Therapeutic levels cause T wave depressions and sinus node dysfunction. Toxic levels can cause a variety of EKG changes, ST changes, bradycardia, QTc prolongation, atrioventricular conduction delay, intraventricular conduction delay. Lithium level >1.5 mEq/L is considered toxic but treatment is typically based on level + clinical symptoms as chronic use can build level with relative tolerance. It is important to identify if the toxicity if acute or chronic, and many of the clinically significant patients requiring dialysis. 

QT Prolongation

QT prolongation is caused by a myraid of medications. Risk factors of QT prolongation include age >65, myocardial hypertrophy, bradycardia, and electrolyte abnormalities. Treatment includes magnesium, repletion of potassium, and electricity if unstable. 

CPC: Lecture Topic WITH DR. Golden

Phenytoin Toxicity

Phenytoin is a voltage gated sodium channel inhibitor. It is a highly protein bound drug, 90-95%. The IV formulation is rarely used due to the high risk of cardiac arrhythmias and hypotension. Adverse events related to oral phenytoin include agraunlocytosis and thrombocytopenia, gingival hyperplasia, ataxia, and hirsutism. As levels of phenytoin increase, patients develop nystagmus, ataxia, nausea, vomiting, slurred speech, lethargy and confusion. 
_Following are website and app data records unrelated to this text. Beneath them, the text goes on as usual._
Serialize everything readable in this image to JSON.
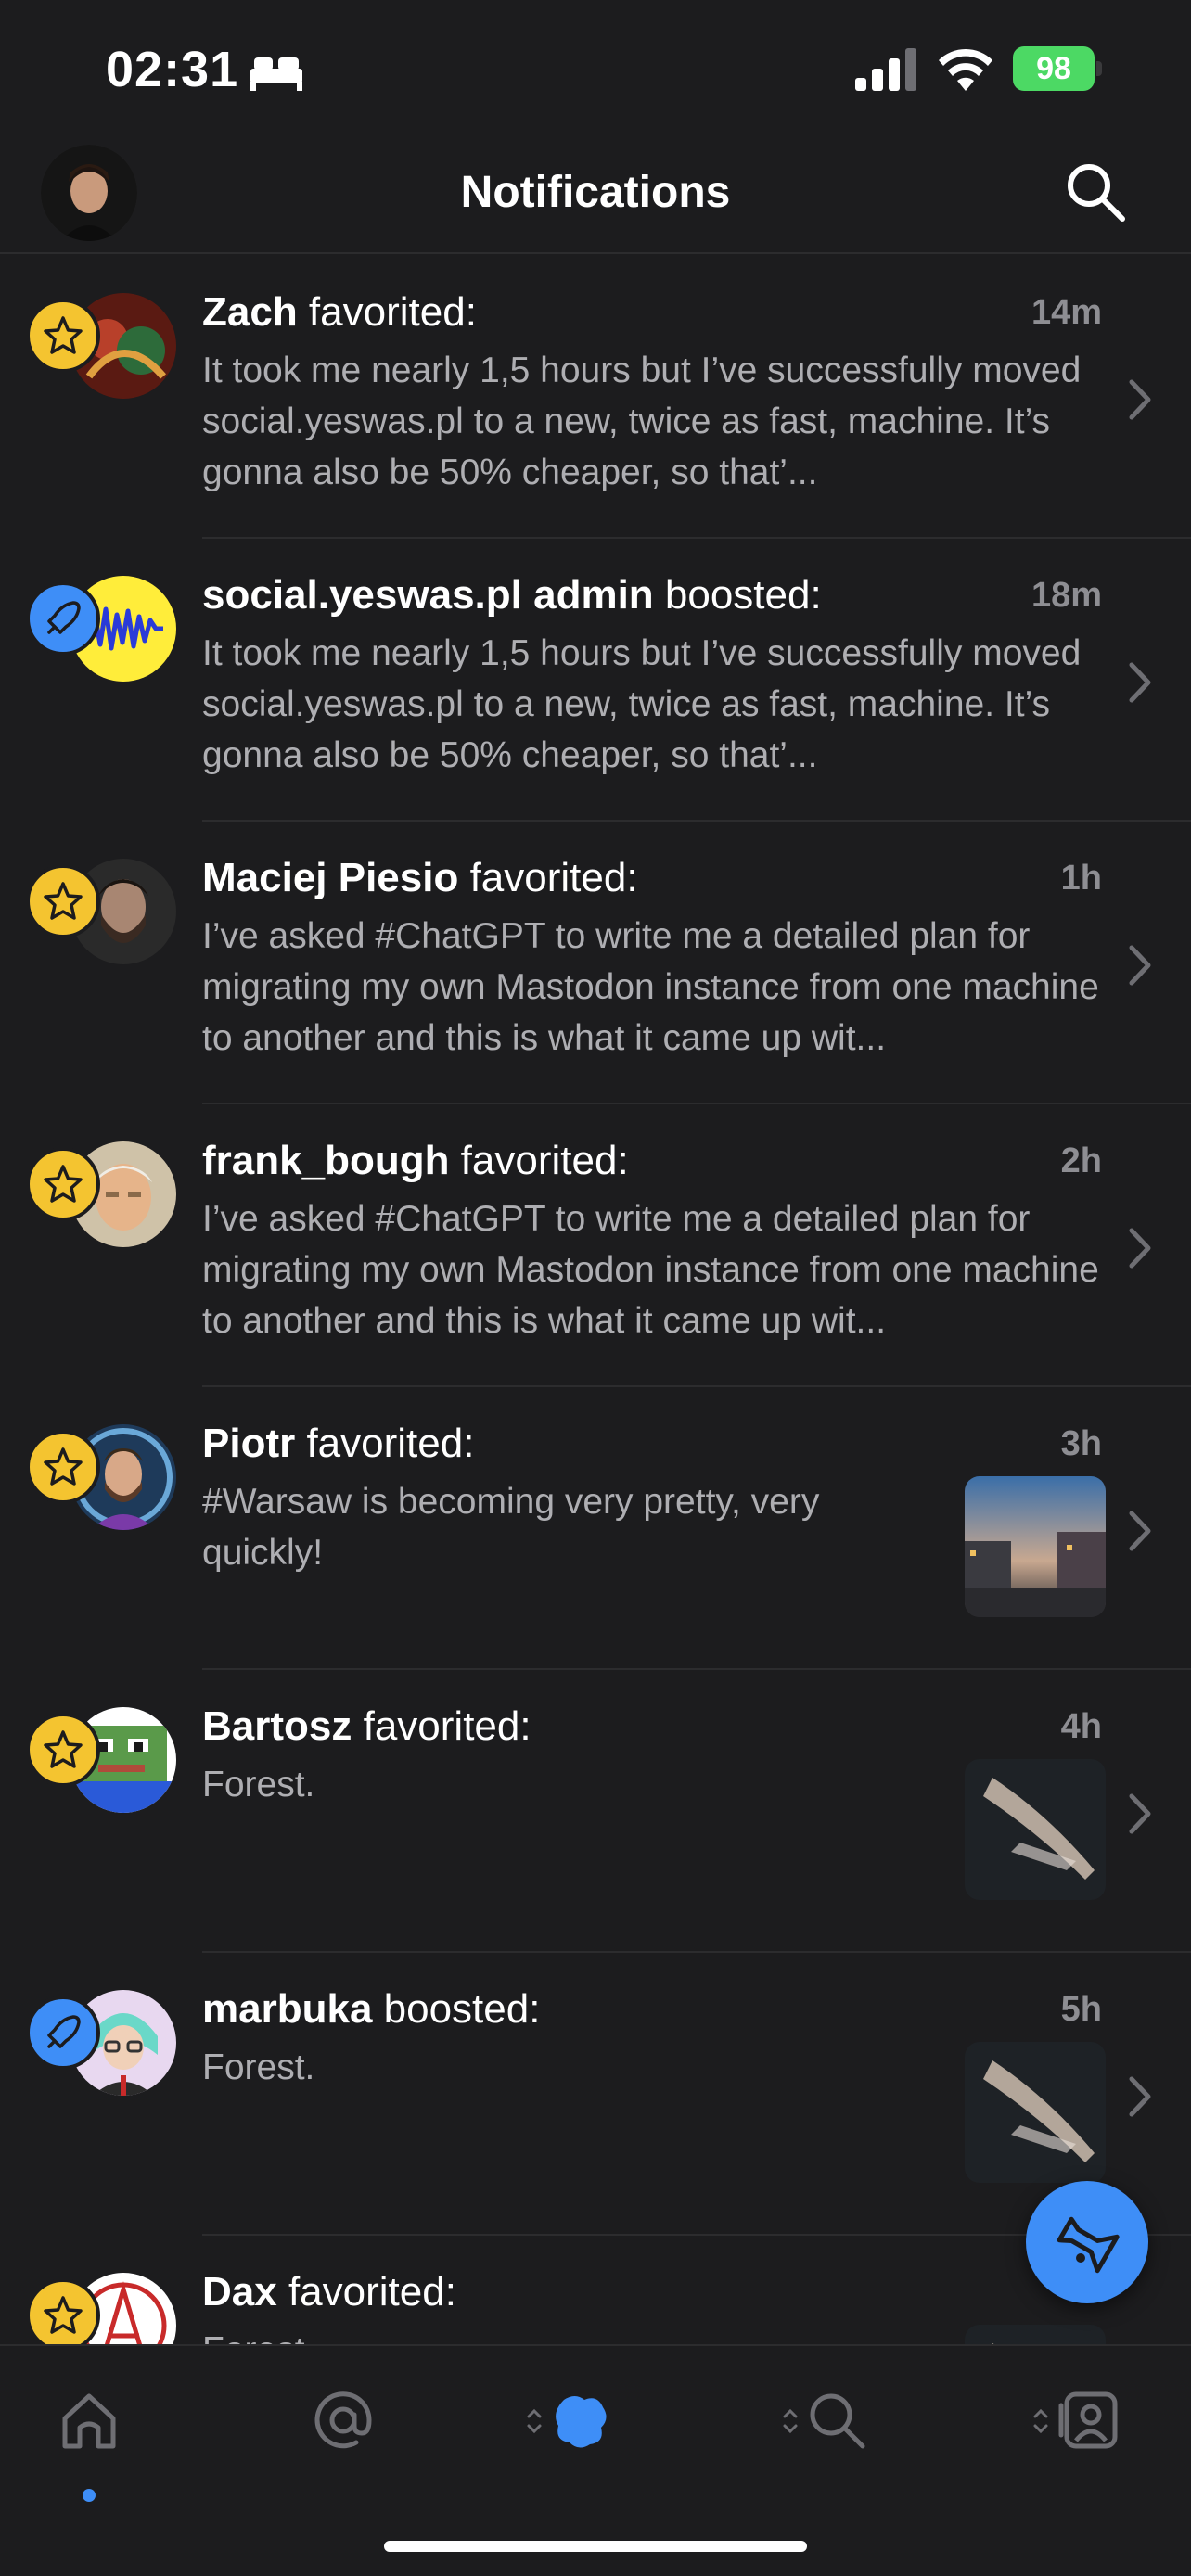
{
  "status_bar": {
    "time": "02:31",
    "battery": "98",
    "icons": [
      "bed-icon",
      "signal-icon",
      "wifi-icon",
      "battery-icon"
    ]
  },
  "header": {
    "title": "Notifications",
    "icons": [
      "profile-avatar",
      "search-icon"
    ]
  },
  "notifications": [
    {
      "type": "favorite",
      "name": "Zach",
      "action": " favorited:",
      "time": "14m",
      "text": "It took me nearly 1,5 hours but I’ve successfully moved social.yeswas.pl to a new, twice as fast, machine. It’s gonna also be 50% cheaper, so that’...",
      "has_thumb": false
    },
    {
      "type": "boost",
      "name": "social.yeswas.pl admin",
      "action": " boosted:",
      "time": "18m",
      "text": "It took me nearly 1,5 hours but I’ve successfully moved social.yeswas.pl to a new, twice as fast, machine. It’s gonna also be 50% cheaper, so that’...",
      "has_thumb": false
    },
    {
      "type": "favorite",
      "name": "Maciej Piesio",
      "action": " favorited:",
      "time": "1h",
      "text": "I’ve asked #ChatGPT to write me a detailed plan for migrating my own Mastodon instance from one machine to another and this is what it came up wit...",
      "has_thumb": false
    },
    {
      "type": "favorite",
      "name": "frank_bough",
      "action": " favorited:",
      "time": "2h",
      "text": "I’ve asked #ChatGPT to write me a detailed plan for migrating my own Mastodon instance from one machine to another and this is what it came up wit...",
      "has_thumb": false
    },
    {
      "type": "favorite",
      "name": "Piotr",
      "action": " favorited:",
      "time": "3h",
      "text": "#Warsaw is becoming very pretty, very quickly!",
      "has_thumb": true
    },
    {
      "type": "favorite",
      "name": "Bartosz",
      "action": " favorited:",
      "time": "4h",
      "text": "Forest.",
      "has_thumb": true
    },
    {
      "type": "boost",
      "name": "marbuka",
      "action": " boosted:",
      "time": "5h",
      "text": "Forest.",
      "has_thumb": true
    },
    {
      "type": "favorite",
      "name": "Dax",
      "action": " favorited:",
      "time": "",
      "text": "Forest.",
      "has_thumb": true
    }
  ],
  "fab": {
    "icon": "trumpet-compose-icon"
  },
  "tab_bar": {
    "tabs": [
      "home-icon",
      "mentions-icon",
      "notifications-icon",
      "explore-icon",
      "profile-icon"
    ],
    "active": "notifications-icon",
    "accent": "#3e8ef7"
  },
  "colors": {
    "favorite_badge": "#f4c430",
    "boost_badge": "#3e8ef7",
    "background": "#1c1c1e"
  }
}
Chronic toxicity is generally managed with supportive care. Patients with acute toxicity can get dialysis but this is generally just in patients with significant underlying hepatic or renal dysfunction. More commonly, patients with acute toxicity are managed with supportive care.
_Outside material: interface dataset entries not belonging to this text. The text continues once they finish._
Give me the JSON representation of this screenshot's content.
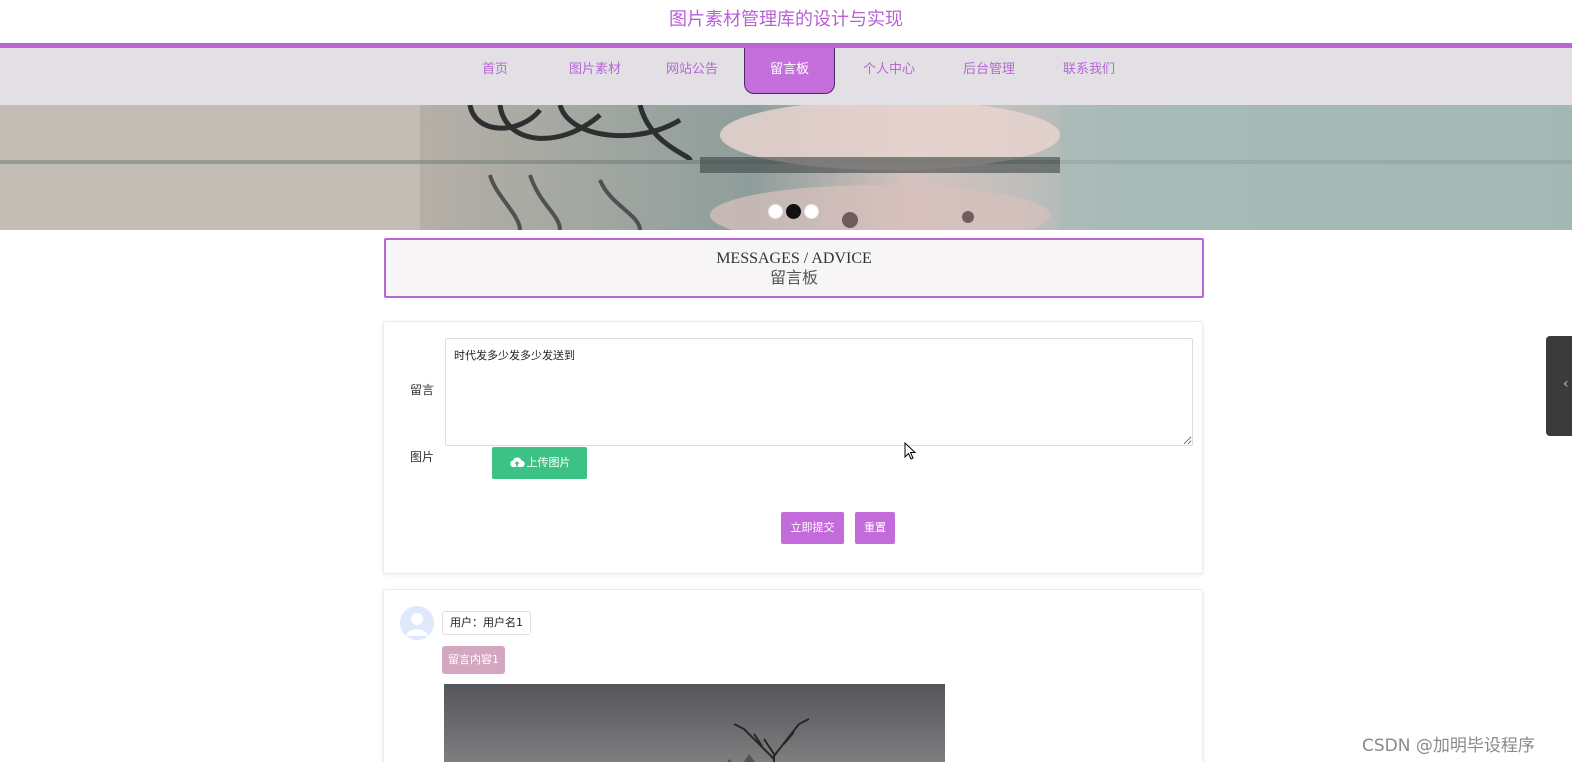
{
  "site": {
    "title": "图片素材管理库的设计与实现",
    "accent_color": "#bb66d6"
  },
  "nav": {
    "items": [
      {
        "label": "首页",
        "active": false
      },
      {
        "label": "图片素材",
        "active": false
      },
      {
        "label": "网站公告",
        "active": false
      },
      {
        "label": "留言板",
        "active": true
      },
      {
        "label": "个人中心",
        "active": false
      },
      {
        "label": "后台管理",
        "active": false
      },
      {
        "label": "联系我们",
        "active": false
      }
    ]
  },
  "banner": {
    "slide_count": 3,
    "active_slide": 2
  },
  "section": {
    "title_en": "MESSAGES / ADVICE",
    "title_cn": "留言板"
  },
  "form": {
    "message_label": "留言",
    "message_value": "时代发多少发多少发送到",
    "image_label": "图片",
    "upload_label": "上传图片",
    "upload_icon": "cloud-upload-icon",
    "submit_label": "立即提交",
    "reset_label": "重置"
  },
  "messages": [
    {
      "user": "用户：用户名1",
      "content": "留言内容1"
    }
  ],
  "watermark": "CSDN @加明毕设程序"
}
R4 Case Follow-Up: Lecture Topic WITH DR. Gorder


Acute coronary syndrome (ACS) but without an EKG showing ST elevation is considered non ST-elevation ACS, which includes unstable angina (UA) and non-ST elevation MI (NSTEMI). NSTEMI is differentiated from UA by the presence of elevated troponins.

NSTEMI Management

The evidence that looks at management and outcomes of patients with NSTEMI does not differentiate between the etiologies of NSTEMI. 

For high risk patients there is increased benefit from anticoagulation and anti-platelet medications and early angiography and PCI. Studies have shown that patients have improved mortality and less ischemic events when placed on early anticoagulation and anti-platelet medication.

For all patients with NSTEMIs guidelines from the AHA and ESC recommends all patients should receive aspirin, plavix, and anti-thrombotics. Although guidelines recommend angiography and PCI for patients with NSTEMI the timing of when angiography should occur is debated. 

Classification of NSTEMI

  • Type 1 - primary coronary process due to acute plaque rupture
  • Type 2 - state of reduced myocardial oxygen supple or increased demand without plaque rupture, sepsis most common cause in USA
  • Type 3 - patients who present after cardiac arrest who do not have a pre-arrest MI
  • Type 4 - post procedure
  • Type 5 - post CABG


It can be very difficult to tell the difference between a type 1 and type 2 NSTEMI. In the ED these are often complex patients with significant CAD risk factors. Consider using TIMI score, GRACE score, or other risk stratification systems to delineate who needs additional diagnostics.